First of all, they wanted their Brazilian Coffees to be hot. “Put the coffee in the microwave if you have to,” they said. So that’s what I did. As much as I hate to nuke things in the microwave, I did what they asked. The coffee seemed hot enough as I took it out and poured it into a sugar rimmed glass mug. They didn’t want whipped cream, so I filled it to the top and took it to the table.
I set the coffee down in front of the two people who ordered it. One of them took a sip right away and said it wasn’t hot enough, so I brought it back to heat it up for a minute and a half. The coffee was boiling and bubbling, so I told the gentleman to be careful. He touched the mug and seemed happy with how hot it was.
Then, the woman with the other coffee said (in a very disgusted voice, might I add) “Is there even any alcohol in here?”. I was a little stunned and told her that I had put the correct amount, but if she wasn’t pleased with it i could get her some more. “Well, yeah. I mean, there’s no alcohol in here at all.”
I sighed to myself. Of course there was alcohol. I’m not going to cheap out on that, but I also can’t make it half alcohol and half coffee (like some people may make at home). “I’ll get you some more, ma’am. It won’t be a problem at all,” I reassured her.
Before I could leave and get the alcohol for her, another man at the table told me they were ready to order, so I set down the tray I used to bring the drinks and took out my pad of paper and pen. Their order was complicated and they were changing things around on the menu to suit their preferences, but I didn’t mind as much since they were the only table in the restaurant. I also didn’t feel like arguing with them that normally we don’t put ketchup on our burgers.
As soon as I was taking the menus from them and about to walk away from the table, the woman with the coffee said “Excuse me, but is that alcohol coming?”
Cue the crickets.
I didn’t speak for a moment because I was shocked at her question. I could not believe what she was asking.
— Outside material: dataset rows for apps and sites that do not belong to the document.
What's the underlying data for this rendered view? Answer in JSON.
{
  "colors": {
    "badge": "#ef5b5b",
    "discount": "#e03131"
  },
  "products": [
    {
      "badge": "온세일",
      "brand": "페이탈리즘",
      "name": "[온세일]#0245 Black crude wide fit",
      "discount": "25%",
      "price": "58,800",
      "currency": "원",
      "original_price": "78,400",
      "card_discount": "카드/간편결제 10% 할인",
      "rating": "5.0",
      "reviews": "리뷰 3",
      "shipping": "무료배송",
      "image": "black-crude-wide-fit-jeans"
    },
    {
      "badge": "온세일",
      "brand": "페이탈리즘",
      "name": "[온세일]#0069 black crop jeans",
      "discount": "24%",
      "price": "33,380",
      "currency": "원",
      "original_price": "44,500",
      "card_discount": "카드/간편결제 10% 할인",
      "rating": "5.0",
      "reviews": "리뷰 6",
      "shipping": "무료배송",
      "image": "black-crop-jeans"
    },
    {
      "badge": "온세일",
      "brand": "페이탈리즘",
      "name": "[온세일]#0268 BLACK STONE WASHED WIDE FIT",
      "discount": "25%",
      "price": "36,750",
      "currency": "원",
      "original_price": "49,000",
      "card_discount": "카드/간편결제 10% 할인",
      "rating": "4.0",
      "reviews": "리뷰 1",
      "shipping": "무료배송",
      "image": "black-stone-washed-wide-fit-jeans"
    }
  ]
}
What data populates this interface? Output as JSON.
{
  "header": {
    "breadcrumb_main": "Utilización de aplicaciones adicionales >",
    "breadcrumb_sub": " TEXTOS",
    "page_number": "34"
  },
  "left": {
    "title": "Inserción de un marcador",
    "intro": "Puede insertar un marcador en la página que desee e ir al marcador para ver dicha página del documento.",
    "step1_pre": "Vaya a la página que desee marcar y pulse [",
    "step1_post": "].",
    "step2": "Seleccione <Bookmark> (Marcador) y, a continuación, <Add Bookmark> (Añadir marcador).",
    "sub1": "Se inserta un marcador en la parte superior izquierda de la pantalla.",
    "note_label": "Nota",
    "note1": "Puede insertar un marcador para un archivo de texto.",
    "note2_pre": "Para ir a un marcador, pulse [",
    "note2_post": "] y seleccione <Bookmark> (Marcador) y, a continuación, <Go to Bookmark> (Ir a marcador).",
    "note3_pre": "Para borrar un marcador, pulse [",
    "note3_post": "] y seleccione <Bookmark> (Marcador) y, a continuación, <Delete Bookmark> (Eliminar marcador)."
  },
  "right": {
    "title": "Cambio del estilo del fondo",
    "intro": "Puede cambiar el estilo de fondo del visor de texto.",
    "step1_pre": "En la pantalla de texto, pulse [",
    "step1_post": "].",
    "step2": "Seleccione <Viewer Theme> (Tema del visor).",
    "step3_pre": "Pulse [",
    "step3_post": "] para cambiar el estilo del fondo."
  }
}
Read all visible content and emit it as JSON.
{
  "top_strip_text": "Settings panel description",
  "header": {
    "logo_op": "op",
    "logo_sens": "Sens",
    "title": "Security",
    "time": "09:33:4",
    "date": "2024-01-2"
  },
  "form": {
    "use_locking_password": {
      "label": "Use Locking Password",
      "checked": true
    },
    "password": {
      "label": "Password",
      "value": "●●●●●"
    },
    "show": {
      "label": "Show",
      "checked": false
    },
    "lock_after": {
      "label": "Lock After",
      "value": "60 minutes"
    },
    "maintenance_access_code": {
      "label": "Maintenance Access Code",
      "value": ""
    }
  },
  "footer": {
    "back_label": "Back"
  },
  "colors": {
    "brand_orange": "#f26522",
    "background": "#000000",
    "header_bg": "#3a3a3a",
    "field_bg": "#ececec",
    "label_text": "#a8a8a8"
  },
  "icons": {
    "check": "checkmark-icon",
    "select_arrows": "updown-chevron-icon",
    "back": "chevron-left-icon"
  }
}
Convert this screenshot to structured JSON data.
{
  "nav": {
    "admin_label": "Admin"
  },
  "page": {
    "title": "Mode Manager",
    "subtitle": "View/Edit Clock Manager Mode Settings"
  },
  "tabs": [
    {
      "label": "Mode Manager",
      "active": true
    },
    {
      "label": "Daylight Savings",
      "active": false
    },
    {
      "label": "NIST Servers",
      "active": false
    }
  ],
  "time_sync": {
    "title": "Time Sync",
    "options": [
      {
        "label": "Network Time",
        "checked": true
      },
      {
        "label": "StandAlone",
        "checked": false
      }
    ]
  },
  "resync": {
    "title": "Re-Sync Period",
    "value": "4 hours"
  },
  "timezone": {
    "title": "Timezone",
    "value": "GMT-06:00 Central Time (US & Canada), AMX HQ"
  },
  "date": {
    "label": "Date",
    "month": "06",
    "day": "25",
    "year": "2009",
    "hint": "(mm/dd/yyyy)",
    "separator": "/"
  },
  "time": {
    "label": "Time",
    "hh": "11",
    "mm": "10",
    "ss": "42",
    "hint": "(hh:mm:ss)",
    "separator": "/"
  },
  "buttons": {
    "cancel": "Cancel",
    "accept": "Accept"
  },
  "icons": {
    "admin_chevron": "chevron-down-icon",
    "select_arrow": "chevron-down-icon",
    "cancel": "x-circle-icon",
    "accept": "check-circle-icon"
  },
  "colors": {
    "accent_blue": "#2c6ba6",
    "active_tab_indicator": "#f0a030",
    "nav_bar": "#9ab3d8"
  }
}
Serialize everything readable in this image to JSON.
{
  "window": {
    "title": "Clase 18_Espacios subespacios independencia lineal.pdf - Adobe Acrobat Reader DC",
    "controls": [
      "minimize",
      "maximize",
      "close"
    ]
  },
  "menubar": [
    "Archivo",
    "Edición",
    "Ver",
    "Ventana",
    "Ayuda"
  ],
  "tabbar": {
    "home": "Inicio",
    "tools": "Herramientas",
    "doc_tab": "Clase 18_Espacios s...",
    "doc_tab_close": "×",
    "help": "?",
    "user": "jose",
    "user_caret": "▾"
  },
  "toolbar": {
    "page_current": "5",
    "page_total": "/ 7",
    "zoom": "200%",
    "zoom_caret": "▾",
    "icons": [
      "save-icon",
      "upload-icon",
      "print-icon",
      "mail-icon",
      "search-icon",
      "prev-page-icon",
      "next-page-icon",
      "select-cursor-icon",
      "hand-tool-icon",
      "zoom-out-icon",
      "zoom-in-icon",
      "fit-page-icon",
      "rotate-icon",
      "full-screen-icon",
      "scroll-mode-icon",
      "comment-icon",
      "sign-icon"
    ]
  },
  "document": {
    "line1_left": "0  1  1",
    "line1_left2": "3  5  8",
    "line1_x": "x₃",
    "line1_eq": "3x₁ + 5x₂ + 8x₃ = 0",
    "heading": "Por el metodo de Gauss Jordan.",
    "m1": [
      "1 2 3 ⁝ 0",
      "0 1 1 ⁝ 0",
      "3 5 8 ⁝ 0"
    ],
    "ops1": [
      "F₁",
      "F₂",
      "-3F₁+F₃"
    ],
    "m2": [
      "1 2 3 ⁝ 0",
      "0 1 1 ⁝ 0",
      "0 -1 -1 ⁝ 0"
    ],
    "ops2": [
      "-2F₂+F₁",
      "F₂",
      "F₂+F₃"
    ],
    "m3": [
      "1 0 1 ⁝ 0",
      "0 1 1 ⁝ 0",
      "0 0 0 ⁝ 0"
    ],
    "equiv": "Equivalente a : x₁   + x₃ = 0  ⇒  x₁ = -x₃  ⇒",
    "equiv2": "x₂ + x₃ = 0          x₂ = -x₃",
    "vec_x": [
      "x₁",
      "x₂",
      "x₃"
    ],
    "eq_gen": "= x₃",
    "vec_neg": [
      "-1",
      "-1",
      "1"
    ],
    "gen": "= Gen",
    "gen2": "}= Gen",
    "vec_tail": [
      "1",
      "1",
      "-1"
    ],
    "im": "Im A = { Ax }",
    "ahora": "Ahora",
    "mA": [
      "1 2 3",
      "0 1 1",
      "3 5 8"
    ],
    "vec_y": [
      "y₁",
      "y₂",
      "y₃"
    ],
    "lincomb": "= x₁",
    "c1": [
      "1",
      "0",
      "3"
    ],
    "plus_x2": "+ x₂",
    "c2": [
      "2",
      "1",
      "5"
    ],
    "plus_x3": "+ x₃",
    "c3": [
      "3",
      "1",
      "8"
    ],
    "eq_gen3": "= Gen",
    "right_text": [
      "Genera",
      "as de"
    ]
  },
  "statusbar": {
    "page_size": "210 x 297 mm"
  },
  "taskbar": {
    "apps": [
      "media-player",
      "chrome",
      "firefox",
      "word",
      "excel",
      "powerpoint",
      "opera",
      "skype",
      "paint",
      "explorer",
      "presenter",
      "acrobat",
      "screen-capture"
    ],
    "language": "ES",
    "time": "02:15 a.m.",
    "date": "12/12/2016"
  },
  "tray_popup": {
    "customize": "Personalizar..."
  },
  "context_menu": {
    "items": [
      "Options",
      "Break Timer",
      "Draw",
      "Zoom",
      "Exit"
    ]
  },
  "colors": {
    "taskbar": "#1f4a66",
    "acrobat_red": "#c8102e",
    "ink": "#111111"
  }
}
How could the alcohol possibly get to the table without me leaving to go order it, let alone get it from the bar. Did she think I could have sent out a discreet signal to someone to get it right away? Did she think I could somehow communicate with the bar that she wanted more? How could she possibly think that it could get there if I never even left the table? It seemed like such a ridiculous question to me. I guess some people don’t have much common sense in how things work. It is impossible for me to get something if I haven’t even left the table. If I could use The Force, I would. But I can’t.
So I said “I’m sorry, ma’am, but I haven’t even had a chance to leave the table yet, but I’ll get it for you right away.”
“Well, don’t forget it.” She replied.
All I could do was repeat “I’ll get it right away ma’am”.
So I pretty much ran to the bar and prepared it for her and took it to the table.
“How is it?” I asked as she added it to her mug.
“It’s good enough, I guess.” She said.
The rest of the service was pretty much the same way. Complaints about the soup not being hot enough, the fact that I didn’t bring bread to the table (we only bring bread if the customers ask), asking what we give for free for birthdays and saying a chocolate cake wasn’t good enough, etc.
Every waiter has had customers like this. And sometimes it’s a little infuriating. People need to realize that we are only human, we only have two hands, and we are not mind readers. I really tried my best, and it still didn’t seem good enough.
TIPS FOR CUSTOMERS
Think about what you are asking from a server. Is your demand physically impossible? If so…then take a moment to maybe rephrase your request.
TIP FOR SERVERS
Try to keep your cool.